DATA SUPPLIED —
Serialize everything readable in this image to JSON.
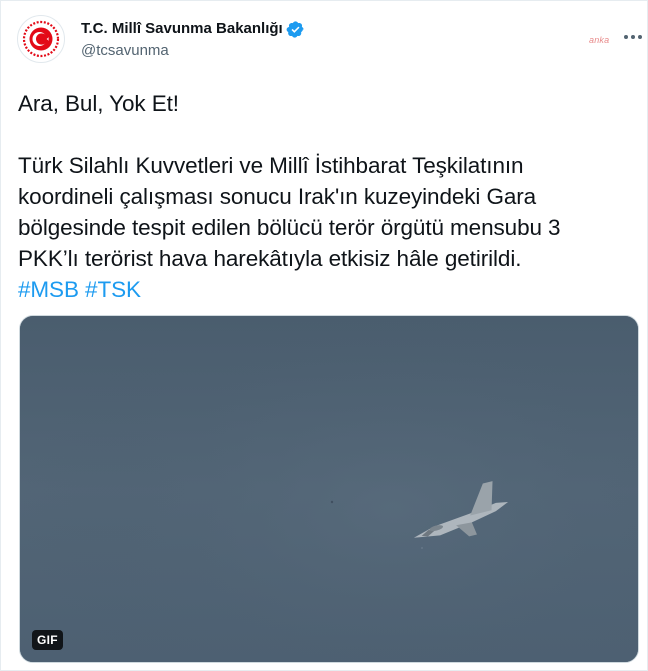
{
  "author": {
    "display_name": "T.C. Millî Savunma Bakanlığı",
    "handle": "@tcsavunma",
    "verified": true,
    "avatar_icon": "msb-emblem-icon"
  },
  "watermark": "anka",
  "tweet": {
    "line_headline": "Ara, Bul, Yok Et!",
    "body_lines": [
      "Türk Silahlı Kuvvetleri ve Millî İstihbarat Teşkilatının",
      "koordineli çalışması sonucu Irak'ın kuzeyindeki Gara",
      "bölgesinde tespit edilen bölücü terör örgütü mensubu 3",
      "PKK’lı terörist hava harekâtıyla etkisiz hâle getirildi."
    ],
    "hashtags": [
      "#MSB",
      "#TSK"
    ]
  },
  "media": {
    "type_badge": "GIF"
  },
  "colors": {
    "link": "#1d9bf0",
    "verified": "#1d9bf0",
    "text": "#0f1419",
    "secondary": "#536471",
    "emblem_red": "#e30a17",
    "sky": "#4f6273"
  },
  "icons": {
    "verified": "verified-badge-icon",
    "more": "more-dots-icon"
  }
}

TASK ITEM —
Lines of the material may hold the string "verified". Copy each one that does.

EXERCISE SOLUTION —
    "verified": true,
    "verified": "#1d9bf0",
    "verified": "verified-badge-icon",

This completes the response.